One of the biggest food trends currently is the stress on local and seasonal produce, which translates into regional and home-cooked food. This has spawned several restaurants that are championing the ingredient and simplicity in dishes. In short, back to basics. However, for Karavalli, Taj Hotel’s signature restaurant at The Gateway Hotel, Bengaluru, this food philosophy has been its foundation ever since it was incepted over two decades back, showcasing authentic household recipes of mothers and grandmothers gathered from the south-west of the country. The menu at Karavalli represents the cuisines of Goa, Mangalore and Kerala, covering the communities of Goan Portuguese, Konkanis, Bunts, Havyaka Brahmins, Namboodaris, Moplah Muslims and the hinterland cuisines of Syrian Christians and Coorgs.
Chef Naren Thimmaiah, who is in Delhi to bring a pop-up at Varg, says they continue to procure ingredients from the original source, like perfectly smoked Kodumpuli from Kerala, toddy vinegar from Goa and Kundapur coconuts for their firm white flesh. “We use organic vegetables, spices, pulses and grains to a great extent. This is how it’s done at homes in these regions and that’s how we will continue to operate. We source almost all the ingredients from the regions — black pepper, cardamom, coffee, cinnamon, Kodumpuli and Kachampuli from Coorg; kokum, palm jaggery, palm vinegar, from Goa; Kundapur coconuts, seasonal vegetables, cashew, papads, murukkus and areca from Mangalore; ada, karimeen, kuttanad red rice, coconut oil, cheena chatty from Kerala and byadgi chilli from Dharwad region to ensure food is as authentic as it can get.”
But south Indian cuisine now has many modern avatars, with restaurants built solely on this premise. So what ensures continuing success for Karavalli despite modern twists and interpretations? Chef Thimmaiah points out one obvious reason: “Regional cuisine restaurants with rare cooking techniques will survive for sure, as apart from other reasons, those will be the only places you willget authentic cuisine as families increasingly find it difficult to cook up elaborate traditional meals due to time constraints.”

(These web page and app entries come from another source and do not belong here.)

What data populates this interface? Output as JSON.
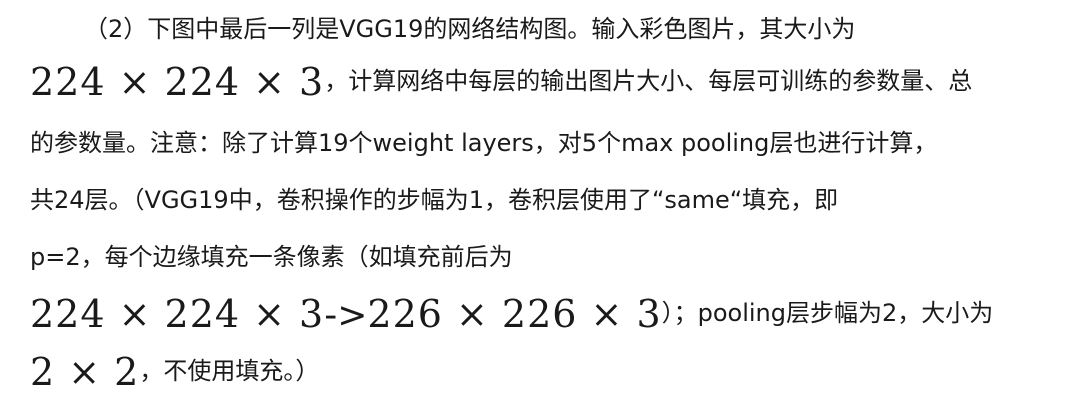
{
  "problem": {
    "line1": "（2）下图中最后一列是VGG19的网络结构图。输入彩色图片，其大小为",
    "line2_math": "224 × 224 × 3",
    "line2_text": "，计算网络中每层的输出图片大小、每层可训练的参数量、总",
    "line3": "的参数量。注意：除了计算19个weight layers，对5个max pooling层也进行计算，",
    "line4": "共24层。（VGG19中，卷积操作的步幅为1，卷积层使用了“same“填充，即",
    "line5": "p=2，每个边缘填充一条像素（如填充前后为",
    "line6_math_a": "224 × 224 × 3",
    "line6_arrow": "->",
    "line6_math_b": "226 × 226 × 3",
    "line6_text": "）；pooling层步幅为2，大小为",
    "line7_math": "2 × 2",
    "line7_text": "，不使用填充。）"
  }
}
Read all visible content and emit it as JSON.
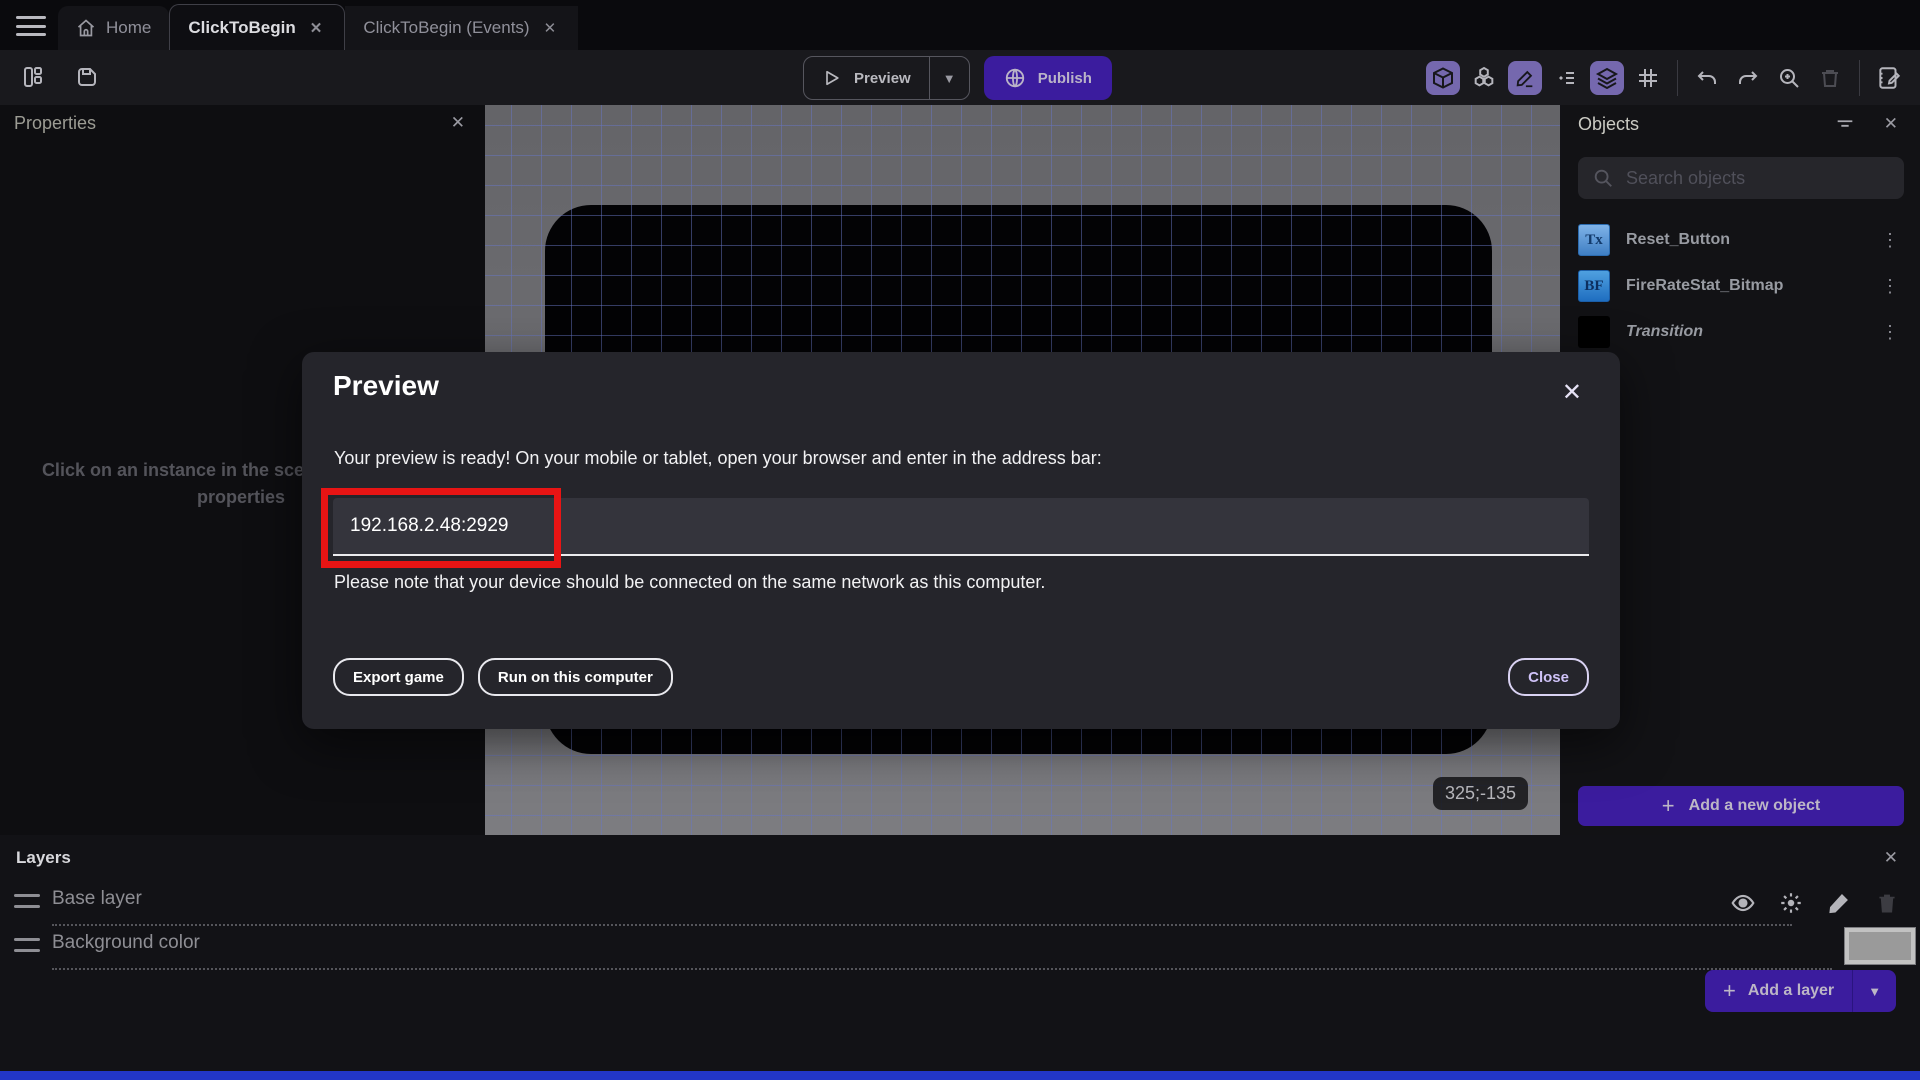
{
  "tabs": {
    "home": "Home",
    "scene": "ClickToBegin",
    "events": "ClickToBegin (Events)",
    "close_glyph": "✕"
  },
  "toolbar": {
    "preview_label": "Preview",
    "publish_label": "Publish",
    "caret_glyph": "▼"
  },
  "properties_panel": {
    "title": "Properties",
    "hint": "Click on an instance in the scene to display its properties"
  },
  "canvas": {
    "cursor_position": "325;-135"
  },
  "objects_panel": {
    "title": "Objects",
    "search_placeholder": "Search objects",
    "items": [
      {
        "name": "Reset_Button",
        "icon_label": "Tx"
      },
      {
        "name": "FireRateStat_Bitmap",
        "icon_label": "BF"
      },
      {
        "name": "Transition",
        "icon_label": ""
      }
    ],
    "menu_glyph": "⋮",
    "add_button_label": "Add a new object",
    "plus_glyph": "+"
  },
  "layers_panel": {
    "title": "Layers",
    "layers": [
      {
        "name": "Base layer"
      },
      {
        "name": "Background color"
      }
    ],
    "add_button_label": "Add a layer",
    "plus_glyph": "+",
    "caret_glyph": "▼"
  },
  "modal": {
    "title": "Preview",
    "close_glyph": "✕",
    "message": "Your preview is ready! On your mobile or tablet, open your browser and enter in the address bar:",
    "address": "192.168.2.48:2929",
    "note": "Please note that your device should be connected on the same network as this computer.",
    "buttons": {
      "export": "Export game",
      "run": "Run on this computer",
      "close": "Close"
    }
  },
  "colors": {
    "accent_purple": "#3b1c9e",
    "active_icon_purple": "#7568ae",
    "annotation_red": "#e81414",
    "canvas_gray": "#707074",
    "grid_blue": "#6776c4",
    "bottom_strip_blue": "#2236c8"
  }
}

He adds that eating out is a way of life now, and not just a lifestyle requirement. But he insists that with the mushrooming of restaurants serving food from all over the world in all formats, be it fine dine, QSRs or even takeaways, guests have eaten it all and fairly know what it is all about. And their loyalty is with restaurants that don’t fail their expectations. “Guests also gauge the quality of a product offered.” And with Karavalli, what they get is a menu comprising dishes that have been well-researched, with recipes gathered from home cooks all over the region.
The Karavalli experience comes to the national capital for a week starting September 21 to mark 11th anniversary of Varq at Taj Mahal Hotel.